In 2005, the Royal Canadian Mounted Police opened an investigation into nine Indigenous women and girls who had gone missing or were murdered along its Highway 16. The number of women that the police identified in its probe soon doubled, to 18, and the numbers under its E-PANA investigation project kept climbing.
The Highway of Tears, as the main throughway in British Columbia was dubbed, instantly became a symbol for unchecked violence against Indigenous women and girls in Canada. The remoteness of the 718-kilometer highway that bisects many remote Indigenous communities and used by young Indigenous women makes it a ripe ground for violence.
In October 1969, Gloria Moody, a 26-year-old mother of two became the first of the 18 women victims identified by the police under the E-PANA project. Over the next almost 40 years, 17 other Indigenous women became victims along the highway with 14-year-old Aielah Saric Auger of the Lheidli T’enneh First Nations community being the last.
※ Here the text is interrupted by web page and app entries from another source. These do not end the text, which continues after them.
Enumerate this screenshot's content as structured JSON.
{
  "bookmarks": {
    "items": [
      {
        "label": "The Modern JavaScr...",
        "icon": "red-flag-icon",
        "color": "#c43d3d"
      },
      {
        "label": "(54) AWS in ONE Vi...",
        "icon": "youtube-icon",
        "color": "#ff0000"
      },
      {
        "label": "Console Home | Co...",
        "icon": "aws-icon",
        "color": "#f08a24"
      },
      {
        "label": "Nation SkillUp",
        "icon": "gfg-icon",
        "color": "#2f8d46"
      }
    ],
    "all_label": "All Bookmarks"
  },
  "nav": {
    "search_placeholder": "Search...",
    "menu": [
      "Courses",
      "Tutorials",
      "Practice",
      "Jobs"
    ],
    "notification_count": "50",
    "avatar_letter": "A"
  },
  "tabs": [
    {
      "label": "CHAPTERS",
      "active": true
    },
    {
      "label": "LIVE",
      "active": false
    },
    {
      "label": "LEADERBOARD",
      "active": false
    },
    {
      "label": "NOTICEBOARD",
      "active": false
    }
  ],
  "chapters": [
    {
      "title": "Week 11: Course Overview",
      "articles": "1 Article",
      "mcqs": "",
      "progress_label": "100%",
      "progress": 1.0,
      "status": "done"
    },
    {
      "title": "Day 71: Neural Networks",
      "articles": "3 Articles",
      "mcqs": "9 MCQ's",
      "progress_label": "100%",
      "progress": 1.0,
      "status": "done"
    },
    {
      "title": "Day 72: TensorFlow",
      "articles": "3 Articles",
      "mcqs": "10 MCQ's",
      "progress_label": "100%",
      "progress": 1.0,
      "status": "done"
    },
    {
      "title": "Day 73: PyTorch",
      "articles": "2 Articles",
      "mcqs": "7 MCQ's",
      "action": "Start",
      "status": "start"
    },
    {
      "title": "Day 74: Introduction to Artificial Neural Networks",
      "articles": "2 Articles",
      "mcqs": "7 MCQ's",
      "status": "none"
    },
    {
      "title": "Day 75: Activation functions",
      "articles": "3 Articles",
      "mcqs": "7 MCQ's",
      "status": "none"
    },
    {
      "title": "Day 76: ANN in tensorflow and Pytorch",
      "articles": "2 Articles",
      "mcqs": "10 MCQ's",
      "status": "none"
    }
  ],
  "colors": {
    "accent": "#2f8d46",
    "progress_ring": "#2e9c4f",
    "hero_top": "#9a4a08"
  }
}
Auger’s almost-unrecognizable body was discovered on an embankment of Highway 16 in February 2006, eight days after she went missing.
Women from other communities too have been victims of violence on the highway, with the most recent recorded homicide occurring as recently as August 2020. Official estimates show that more than 40 women have been murdered or have gone missing on the Highway of Tears, where the majority have been women of indigenous descent.
Studies have shown that poverty among first nation people and the people of British Columbia in general, has made them prime targets for the Highway of Tears. Despite measures like better transportation options, increased police patrols, and awareness drives, violence against Indigenous women, across Canada, continues.
Statistics show that more than 2,000 Indigenous women and girls have been reported to have gone missing or been murdered in the past three decades in Canada.